▶ Assigned task:
Only lines with the string "JSON" should be returned from the data below.

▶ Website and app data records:

+++++

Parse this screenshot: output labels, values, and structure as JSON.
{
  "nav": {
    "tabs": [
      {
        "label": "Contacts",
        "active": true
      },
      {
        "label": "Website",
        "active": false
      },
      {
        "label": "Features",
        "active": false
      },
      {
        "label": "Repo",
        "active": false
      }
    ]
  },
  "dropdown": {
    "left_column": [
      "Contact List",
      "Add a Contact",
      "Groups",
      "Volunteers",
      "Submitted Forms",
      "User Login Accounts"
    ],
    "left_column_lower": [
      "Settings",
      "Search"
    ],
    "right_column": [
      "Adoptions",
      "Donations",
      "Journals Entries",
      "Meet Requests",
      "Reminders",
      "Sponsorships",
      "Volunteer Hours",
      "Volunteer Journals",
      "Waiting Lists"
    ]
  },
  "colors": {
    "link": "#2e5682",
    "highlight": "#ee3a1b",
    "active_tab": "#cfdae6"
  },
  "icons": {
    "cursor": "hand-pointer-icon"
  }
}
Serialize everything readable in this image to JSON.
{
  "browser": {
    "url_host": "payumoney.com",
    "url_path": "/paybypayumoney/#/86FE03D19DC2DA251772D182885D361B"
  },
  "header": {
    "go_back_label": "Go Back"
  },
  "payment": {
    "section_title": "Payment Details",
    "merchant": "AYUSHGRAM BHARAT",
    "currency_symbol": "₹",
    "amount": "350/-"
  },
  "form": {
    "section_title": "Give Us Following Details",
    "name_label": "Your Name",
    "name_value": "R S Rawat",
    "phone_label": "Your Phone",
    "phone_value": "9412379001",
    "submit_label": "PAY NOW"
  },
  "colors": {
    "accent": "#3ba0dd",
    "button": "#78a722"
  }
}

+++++

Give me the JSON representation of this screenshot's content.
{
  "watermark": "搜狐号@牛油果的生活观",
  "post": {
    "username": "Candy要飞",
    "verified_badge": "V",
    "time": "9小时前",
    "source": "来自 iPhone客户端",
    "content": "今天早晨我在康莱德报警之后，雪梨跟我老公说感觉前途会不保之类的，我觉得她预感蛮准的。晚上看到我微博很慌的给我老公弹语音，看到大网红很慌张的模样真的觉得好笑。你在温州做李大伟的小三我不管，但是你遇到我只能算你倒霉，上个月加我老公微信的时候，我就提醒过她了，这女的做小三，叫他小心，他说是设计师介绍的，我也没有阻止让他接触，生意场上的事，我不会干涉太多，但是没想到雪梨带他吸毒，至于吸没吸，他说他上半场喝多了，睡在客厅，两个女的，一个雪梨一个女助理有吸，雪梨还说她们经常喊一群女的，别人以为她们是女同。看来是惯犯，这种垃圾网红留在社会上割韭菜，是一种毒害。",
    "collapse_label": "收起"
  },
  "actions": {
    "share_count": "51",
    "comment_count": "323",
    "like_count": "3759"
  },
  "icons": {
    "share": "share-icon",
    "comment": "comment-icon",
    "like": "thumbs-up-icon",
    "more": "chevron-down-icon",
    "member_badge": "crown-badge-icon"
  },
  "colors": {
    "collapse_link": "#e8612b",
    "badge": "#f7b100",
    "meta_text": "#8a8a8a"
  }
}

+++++

▶ Response area:
Parse this screenshot: output labels, values, and structure as JSON.
Serialize everything readable in this image to JSON.
Give me the JSON representation of this screenshot's content.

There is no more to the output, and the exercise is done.